The law itself actually allows (but it is not mandatory) certain classes of people access, your spouse, your kids, your parents – makes sense these are the ones you really want, BUT the law is one thing and practice and implementation are another. Hospitals and insurance companies in order to limit their liability (did I mention that violations carry hefty fines for unauthorized disclosure?) have taken a hard line – if it’s not you ,they won’t release the information.
So what kind of information are we talking about? Ever have a problem with an insurance claim or medical charge? Have trouble deciphering your EOB (explanation of benefits)? Want to talk with your spouse’s doctor or your aging parent’s doctor? Want to straighten out an insurance error for your spouse? Want to find out what hospital room your father is in? That’s all protected medical information.
I had my own eye-opening experience with HIPPA when my mother-in-law was in the ICU at the end of her battle with cancer. My father-in-law (who was her agent under her Advance Healthcare Directive) was too distraught to make many of the necessary decisions, but the doctor wouldn’t share critical information with either my husband or his sister due to concerns about violating HIPPA. As you might have guessed my mother-in-law’s Advance Directive was old and did not include HIPPA language. The doctor finally made a wink-wink agreement to share info with my sister-in-law who, as a PhD in microbiology, became a “consulting doctor”. This can be tough to do if you don’t have a relative who is a doctor handy.
Unfortunately, this is not an unusual occurrence.
Although HIPAA was signed into law in 1996, proposed regulations didn’t appear until 1999 and were not approved until 2000 with major changes in 2002. The Privacy Rules were not enacted until April 2003. Because of this delay lawyers didn’t really start including HIPAA language until about 2004.
If your Advance Healthcare Directive is more than 6 years old it won’t include HIPAA language. I have also seen Healthcare Directives created in the last 3 years that did not include HIPAA language.
So what can you do?
Make sure your Advance Healthcare Directive includes HIPAA language so your agent has access and can carry out their job helping you. Have a standalone HIPAA Release to authorize not only your healthcare agent but other hand selected people to access your information.

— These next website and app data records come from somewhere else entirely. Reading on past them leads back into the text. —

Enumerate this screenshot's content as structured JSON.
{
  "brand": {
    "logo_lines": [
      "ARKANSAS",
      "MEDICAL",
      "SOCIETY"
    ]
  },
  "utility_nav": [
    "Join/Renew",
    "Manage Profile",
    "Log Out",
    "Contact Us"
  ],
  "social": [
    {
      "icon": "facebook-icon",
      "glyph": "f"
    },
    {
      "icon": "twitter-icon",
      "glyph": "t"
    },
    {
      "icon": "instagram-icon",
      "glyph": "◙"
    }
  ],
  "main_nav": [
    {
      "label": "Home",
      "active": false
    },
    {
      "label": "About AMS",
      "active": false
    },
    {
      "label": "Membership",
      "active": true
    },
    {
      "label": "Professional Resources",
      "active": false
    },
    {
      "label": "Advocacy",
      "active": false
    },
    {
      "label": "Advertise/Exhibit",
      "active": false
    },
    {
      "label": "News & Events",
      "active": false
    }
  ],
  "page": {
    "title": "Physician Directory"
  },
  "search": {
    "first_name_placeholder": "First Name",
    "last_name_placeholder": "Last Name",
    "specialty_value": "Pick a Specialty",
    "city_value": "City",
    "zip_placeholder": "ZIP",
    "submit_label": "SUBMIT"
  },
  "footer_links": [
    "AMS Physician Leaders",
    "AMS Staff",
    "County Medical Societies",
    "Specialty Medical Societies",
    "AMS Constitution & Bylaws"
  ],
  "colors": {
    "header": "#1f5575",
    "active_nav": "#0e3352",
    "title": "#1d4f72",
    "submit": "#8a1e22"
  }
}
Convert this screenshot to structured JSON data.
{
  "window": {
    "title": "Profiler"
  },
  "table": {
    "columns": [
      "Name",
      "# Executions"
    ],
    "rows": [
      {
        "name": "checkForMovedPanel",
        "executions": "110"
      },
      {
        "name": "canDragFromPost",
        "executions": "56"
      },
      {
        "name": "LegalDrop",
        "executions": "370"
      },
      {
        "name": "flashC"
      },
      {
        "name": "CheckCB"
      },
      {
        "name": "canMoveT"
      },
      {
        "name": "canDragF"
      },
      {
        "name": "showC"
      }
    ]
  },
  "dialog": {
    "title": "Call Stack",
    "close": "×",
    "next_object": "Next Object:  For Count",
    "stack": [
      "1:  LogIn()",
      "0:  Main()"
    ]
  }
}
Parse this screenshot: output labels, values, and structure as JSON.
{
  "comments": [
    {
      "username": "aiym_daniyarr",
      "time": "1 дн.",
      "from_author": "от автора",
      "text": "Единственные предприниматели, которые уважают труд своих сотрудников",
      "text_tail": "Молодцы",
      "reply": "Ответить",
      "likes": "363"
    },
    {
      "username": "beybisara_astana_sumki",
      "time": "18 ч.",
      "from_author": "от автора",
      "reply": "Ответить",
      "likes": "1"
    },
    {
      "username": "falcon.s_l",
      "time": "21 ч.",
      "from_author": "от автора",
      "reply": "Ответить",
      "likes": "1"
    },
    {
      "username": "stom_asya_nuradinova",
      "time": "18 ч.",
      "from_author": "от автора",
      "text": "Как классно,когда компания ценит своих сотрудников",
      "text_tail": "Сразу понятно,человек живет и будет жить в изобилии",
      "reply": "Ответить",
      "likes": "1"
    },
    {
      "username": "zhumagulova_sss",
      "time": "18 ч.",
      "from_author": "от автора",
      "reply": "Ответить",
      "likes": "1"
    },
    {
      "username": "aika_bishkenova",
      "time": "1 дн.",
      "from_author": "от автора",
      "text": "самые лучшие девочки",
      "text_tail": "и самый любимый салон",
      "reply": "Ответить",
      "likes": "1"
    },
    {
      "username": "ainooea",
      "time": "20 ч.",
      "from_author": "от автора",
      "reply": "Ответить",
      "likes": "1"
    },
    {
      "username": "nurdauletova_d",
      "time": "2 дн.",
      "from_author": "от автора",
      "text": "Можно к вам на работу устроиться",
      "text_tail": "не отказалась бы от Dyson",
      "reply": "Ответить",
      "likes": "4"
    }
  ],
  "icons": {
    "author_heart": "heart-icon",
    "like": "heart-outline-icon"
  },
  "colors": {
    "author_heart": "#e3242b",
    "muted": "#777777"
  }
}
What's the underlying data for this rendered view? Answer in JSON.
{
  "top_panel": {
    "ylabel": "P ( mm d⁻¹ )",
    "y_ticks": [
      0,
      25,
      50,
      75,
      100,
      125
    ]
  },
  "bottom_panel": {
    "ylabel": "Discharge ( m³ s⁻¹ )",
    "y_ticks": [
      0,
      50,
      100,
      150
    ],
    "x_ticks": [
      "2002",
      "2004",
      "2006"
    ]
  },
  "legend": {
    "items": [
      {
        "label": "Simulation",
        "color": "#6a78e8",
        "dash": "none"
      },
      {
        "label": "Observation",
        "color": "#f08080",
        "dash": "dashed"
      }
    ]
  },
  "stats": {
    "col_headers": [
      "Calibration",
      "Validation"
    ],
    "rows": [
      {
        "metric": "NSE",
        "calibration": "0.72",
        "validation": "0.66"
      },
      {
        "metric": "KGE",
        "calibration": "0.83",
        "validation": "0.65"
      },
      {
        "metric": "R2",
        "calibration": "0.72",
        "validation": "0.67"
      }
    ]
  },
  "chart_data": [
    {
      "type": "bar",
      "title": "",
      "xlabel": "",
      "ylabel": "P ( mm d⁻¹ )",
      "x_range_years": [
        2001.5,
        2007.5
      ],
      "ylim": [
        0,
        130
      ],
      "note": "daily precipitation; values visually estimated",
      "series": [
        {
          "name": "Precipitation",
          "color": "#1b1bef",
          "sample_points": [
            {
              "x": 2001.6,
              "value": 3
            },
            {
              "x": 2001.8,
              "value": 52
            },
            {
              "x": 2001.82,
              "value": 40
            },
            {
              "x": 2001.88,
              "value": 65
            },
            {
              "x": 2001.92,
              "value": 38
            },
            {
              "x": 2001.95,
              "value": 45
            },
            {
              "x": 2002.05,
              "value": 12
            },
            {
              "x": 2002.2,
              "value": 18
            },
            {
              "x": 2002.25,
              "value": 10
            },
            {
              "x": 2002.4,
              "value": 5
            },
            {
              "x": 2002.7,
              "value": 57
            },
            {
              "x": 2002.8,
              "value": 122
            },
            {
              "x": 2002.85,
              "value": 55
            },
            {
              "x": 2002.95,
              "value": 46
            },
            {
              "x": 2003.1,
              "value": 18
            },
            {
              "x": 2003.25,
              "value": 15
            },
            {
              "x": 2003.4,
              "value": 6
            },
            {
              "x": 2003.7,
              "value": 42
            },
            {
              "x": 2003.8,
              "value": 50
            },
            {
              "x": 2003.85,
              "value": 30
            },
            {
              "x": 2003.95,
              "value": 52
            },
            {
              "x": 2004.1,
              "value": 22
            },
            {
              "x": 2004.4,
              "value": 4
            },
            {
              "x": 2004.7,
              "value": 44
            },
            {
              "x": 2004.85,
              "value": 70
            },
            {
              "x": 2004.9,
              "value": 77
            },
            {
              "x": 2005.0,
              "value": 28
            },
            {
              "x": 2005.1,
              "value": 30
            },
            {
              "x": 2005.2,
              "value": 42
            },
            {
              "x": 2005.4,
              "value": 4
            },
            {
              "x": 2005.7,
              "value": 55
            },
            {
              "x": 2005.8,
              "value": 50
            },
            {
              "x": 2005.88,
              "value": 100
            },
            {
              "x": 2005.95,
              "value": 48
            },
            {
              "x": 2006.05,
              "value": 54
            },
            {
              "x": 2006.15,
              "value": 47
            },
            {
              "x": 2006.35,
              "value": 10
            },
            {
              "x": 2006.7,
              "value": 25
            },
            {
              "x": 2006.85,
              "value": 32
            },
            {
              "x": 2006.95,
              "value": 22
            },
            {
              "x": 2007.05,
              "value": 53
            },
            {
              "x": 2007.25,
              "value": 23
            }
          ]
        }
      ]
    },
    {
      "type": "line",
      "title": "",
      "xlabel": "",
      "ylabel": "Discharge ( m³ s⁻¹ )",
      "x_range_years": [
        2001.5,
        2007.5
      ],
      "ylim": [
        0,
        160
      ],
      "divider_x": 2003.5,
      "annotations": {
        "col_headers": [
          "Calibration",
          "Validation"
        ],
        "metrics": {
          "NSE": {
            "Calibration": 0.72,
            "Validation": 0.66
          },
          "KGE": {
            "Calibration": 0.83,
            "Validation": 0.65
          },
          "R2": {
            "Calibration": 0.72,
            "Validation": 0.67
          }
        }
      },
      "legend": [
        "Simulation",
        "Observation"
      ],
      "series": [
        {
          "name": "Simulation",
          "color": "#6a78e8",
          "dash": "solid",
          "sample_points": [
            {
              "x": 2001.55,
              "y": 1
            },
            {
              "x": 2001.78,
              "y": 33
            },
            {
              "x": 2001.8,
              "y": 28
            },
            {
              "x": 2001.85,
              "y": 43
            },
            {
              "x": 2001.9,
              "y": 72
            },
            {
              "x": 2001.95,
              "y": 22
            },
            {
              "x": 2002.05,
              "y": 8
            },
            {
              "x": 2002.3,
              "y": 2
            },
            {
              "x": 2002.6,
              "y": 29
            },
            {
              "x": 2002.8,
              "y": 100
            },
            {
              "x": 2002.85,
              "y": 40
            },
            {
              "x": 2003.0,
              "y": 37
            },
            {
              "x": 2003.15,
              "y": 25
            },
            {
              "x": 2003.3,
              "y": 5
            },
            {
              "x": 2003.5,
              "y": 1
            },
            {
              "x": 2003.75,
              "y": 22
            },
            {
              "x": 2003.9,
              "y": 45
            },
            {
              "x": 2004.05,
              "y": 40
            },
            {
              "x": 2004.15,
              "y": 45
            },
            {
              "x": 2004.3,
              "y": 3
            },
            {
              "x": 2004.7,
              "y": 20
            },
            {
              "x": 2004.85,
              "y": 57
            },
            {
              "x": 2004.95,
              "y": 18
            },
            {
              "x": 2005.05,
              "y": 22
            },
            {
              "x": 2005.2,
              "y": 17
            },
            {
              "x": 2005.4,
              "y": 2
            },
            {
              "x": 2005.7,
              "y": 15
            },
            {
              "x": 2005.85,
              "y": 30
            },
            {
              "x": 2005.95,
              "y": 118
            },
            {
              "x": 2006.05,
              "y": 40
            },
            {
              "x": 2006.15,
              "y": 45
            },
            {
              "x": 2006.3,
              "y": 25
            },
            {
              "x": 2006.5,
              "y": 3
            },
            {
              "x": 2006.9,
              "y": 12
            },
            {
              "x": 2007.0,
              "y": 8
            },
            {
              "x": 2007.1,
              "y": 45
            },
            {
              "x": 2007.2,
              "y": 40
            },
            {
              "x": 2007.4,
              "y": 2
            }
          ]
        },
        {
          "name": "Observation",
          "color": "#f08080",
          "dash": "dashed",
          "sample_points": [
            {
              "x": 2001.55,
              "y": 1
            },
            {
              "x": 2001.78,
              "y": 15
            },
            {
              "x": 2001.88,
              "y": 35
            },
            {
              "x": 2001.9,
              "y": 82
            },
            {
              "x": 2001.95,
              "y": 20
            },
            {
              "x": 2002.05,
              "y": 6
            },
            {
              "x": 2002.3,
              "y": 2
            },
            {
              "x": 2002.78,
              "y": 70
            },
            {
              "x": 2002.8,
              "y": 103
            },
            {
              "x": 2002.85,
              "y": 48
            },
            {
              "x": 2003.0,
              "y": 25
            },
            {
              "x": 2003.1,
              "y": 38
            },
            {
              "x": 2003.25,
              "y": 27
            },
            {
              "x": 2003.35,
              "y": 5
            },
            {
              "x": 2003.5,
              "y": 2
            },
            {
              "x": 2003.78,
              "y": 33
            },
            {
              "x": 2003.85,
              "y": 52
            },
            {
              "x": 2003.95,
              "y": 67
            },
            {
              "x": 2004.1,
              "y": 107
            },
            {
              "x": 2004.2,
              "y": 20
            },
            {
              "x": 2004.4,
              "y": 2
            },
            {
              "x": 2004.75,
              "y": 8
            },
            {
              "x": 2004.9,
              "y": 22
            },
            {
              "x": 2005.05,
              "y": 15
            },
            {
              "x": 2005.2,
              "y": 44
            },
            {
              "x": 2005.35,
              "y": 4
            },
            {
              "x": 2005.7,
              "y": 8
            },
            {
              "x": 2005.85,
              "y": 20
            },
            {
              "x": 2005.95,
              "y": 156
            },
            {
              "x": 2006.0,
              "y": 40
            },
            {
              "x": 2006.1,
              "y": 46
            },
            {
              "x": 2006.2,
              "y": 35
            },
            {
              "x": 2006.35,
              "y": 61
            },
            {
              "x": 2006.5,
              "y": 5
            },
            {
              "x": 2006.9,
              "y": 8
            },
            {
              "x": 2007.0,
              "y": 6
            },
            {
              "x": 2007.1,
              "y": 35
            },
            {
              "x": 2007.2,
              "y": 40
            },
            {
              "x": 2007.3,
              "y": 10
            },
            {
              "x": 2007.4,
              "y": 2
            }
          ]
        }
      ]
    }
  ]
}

Oh, and one last thing – make sure the powers given to your healthcare agent and included in your HIPAA Release become effective when you sign the documents. When you need someone to help with medical issues it really doesn’t make sense to make them jump through hoops.